What needs to be done => Go through the entries and set each one down exactly.

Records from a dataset
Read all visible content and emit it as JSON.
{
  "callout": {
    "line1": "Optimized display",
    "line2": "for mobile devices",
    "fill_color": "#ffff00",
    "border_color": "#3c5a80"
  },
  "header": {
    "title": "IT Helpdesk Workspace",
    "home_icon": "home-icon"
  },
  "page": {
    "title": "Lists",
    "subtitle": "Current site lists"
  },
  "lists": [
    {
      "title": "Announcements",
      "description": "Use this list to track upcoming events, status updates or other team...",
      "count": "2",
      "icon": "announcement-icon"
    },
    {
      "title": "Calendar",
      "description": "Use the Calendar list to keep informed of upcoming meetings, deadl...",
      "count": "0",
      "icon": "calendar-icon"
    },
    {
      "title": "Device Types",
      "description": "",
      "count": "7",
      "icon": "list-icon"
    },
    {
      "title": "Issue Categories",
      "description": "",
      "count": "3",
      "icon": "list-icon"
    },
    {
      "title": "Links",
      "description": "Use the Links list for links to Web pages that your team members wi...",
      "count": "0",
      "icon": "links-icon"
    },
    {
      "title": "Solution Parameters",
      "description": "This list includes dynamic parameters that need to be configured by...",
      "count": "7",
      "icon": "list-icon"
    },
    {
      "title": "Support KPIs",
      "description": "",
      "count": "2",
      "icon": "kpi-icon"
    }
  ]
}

Result of the task =>
Read all visible content and emit it as JSON.
{
  "callout": {
    "line1": "Optimized display",
    "line2": "for mobile devices",
    "fill_color": "#ffff00",
    "border_color": "#3c5a80"
  },
  "header": {
    "title": "IT Helpdesk Workspace",
    "home_icon": "home-icon"
  },
  "page": {
    "title": "Lists",
    "subtitle": "Current site lists"
  },
  "lists": [
    {
      "title": "Announcements",
      "description": "Use this list to track upcoming events, status updates or other team...",
      "count": "2",
      "icon": "announcement-icon"
    },
    {
      "title": "Calendar",
      "description": "Use the Calendar list to keep informed of upcoming meetings, deadl...",
      "count": "0",
      "icon": "calendar-icon"
    },
    {
      "title": "Device Types",
      "description": "",
      "count": "7",
      "icon": "list-icon"
    },
    {
      "title": "Issue Categories",
      "description": "",
      "count": "3",
      "icon": "list-icon"
    },
    {
      "title": "Links",
      "description": "Use the Links list for links to Web pages that your team members wi...",
      "count": "0",
      "icon": "links-icon"
    },
    {
      "title": "Solution Parameters",
      "description": "This list includes dynamic parameters that need to be configured by...",
      "count": "7",
      "icon": "list-icon"
    },
    {
      "title": "Support KPIs",
      "description": "",
      "count": "2",
      "icon": "kpi-icon"
    }
  ]
}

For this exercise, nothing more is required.